Write down the whole listing below again without changing a word.

▶ [Task data]
"""

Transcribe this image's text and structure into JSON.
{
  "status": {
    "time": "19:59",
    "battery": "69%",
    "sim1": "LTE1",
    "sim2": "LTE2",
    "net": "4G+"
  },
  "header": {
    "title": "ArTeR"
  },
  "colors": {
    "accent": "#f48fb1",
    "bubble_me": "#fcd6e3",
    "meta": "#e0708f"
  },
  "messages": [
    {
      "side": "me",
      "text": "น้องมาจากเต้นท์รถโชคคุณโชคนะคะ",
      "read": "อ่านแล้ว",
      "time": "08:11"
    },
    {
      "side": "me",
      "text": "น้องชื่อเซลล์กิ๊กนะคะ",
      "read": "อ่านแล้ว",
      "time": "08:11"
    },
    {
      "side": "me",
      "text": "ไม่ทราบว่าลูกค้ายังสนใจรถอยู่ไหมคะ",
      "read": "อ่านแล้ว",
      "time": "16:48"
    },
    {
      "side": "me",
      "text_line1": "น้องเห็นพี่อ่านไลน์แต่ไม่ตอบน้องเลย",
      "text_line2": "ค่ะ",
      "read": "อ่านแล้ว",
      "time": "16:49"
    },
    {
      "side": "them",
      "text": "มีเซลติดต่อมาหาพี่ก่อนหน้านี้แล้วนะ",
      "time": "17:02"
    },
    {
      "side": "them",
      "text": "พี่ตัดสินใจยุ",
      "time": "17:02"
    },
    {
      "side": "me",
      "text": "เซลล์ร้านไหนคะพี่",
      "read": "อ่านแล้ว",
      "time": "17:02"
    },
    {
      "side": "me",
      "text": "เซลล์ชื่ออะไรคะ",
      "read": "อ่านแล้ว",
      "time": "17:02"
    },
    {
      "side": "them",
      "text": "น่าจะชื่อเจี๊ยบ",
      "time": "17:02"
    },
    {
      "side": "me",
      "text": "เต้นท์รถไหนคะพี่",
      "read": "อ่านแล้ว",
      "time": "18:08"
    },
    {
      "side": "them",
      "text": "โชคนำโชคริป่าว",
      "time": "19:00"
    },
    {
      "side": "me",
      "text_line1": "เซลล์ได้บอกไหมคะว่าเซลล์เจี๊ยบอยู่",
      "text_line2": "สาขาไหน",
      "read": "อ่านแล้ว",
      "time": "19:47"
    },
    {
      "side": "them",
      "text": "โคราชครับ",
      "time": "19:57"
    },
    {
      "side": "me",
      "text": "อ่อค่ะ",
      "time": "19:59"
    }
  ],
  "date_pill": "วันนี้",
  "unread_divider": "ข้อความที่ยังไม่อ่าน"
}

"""

▶ [Result below]
Transcribe this image's text and structure into JSON.
{
  "status": {
    "time": "19:59",
    "battery": "69%",
    "sim1": "LTE1",
    "sim2": "LTE2",
    "net": "4G+"
  },
  "header": {
    "title": "ArTeR"
  },
  "colors": {
    "accent": "#f48fb1",
    "bubble_me": "#fcd6e3",
    "meta": "#e0708f"
  },
  "messages": [
    {
      "side": "me",
      "text": "น้องมาจากเต้นท์รถโชคคุณโชคนะคะ",
      "read": "อ่านแล้ว",
      "time": "08:11"
    },
    {
      "side": "me",
      "text": "น้องชื่อเซลล์กิ๊กนะคะ",
      "read": "อ่านแล้ว",
      "time": "08:11"
    },
    {
      "side": "me",
      "text": "ไม่ทราบว่าลูกค้ายังสนใจรถอยู่ไหมคะ",
      "read": "อ่านแล้ว",
      "time": "16:48"
    },
    {
      "side": "me",
      "text_line1": "น้องเห็นพี่อ่านไลน์แต่ไม่ตอบน้องเลย",
      "text_line2": "ค่ะ",
      "read": "อ่านแล้ว",
      "time": "16:49"
    },
    {
      "side": "them",
      "text": "มีเซลติดต่อมาหาพี่ก่อนหน้านี้แล้วนะ",
      "time": "17:02"
    },
    {
      "side": "them",
      "text": "พี่ตัดสินใจยุ",
      "time": "17:02"
    },
    {
      "side": "me",
      "text": "เซลล์ร้านไหนคะพี่",
      "read": "อ่านแล้ว",
      "time": "17:02"
    },
    {
      "side": "me",
      "text": "เซลล์ชื่ออะไรคะ",
      "read": "อ่านแล้ว",
      "time": "17:02"
    },
    {
      "side": "them",
      "text": "น่าจะชื่อเจี๊ยบ",
      "time": "17:02"
    },
    {
      "side": "me",
      "text": "เต้นท์รถไหนคะพี่",
      "read": "อ่านแล้ว",
      "time": "18:08"
    },
    {
      "side": "them",
      "text": "โชคนำโชคริป่าว",
      "time": "19:00"
    },
    {
      "side": "me",
      "text_line1": "เซลล์ได้บอกไหมคะว่าเซลล์เจี๊ยบอยู่",
      "text_line2": "สาขาไหน",
      "read": "อ่านแล้ว",
      "time": "19:47"
    },
    {
      "side": "them",
      "text": "โคราชครับ",
      "time": "19:57"
    },
    {
      "side": "me",
      "text": "อ่อค่ะ",
      "time": "19:59"
    }
  ],
  "date_pill": "วันนี้",
  "unread_divider": "ข้อความที่ยังไม่อ่าน"
}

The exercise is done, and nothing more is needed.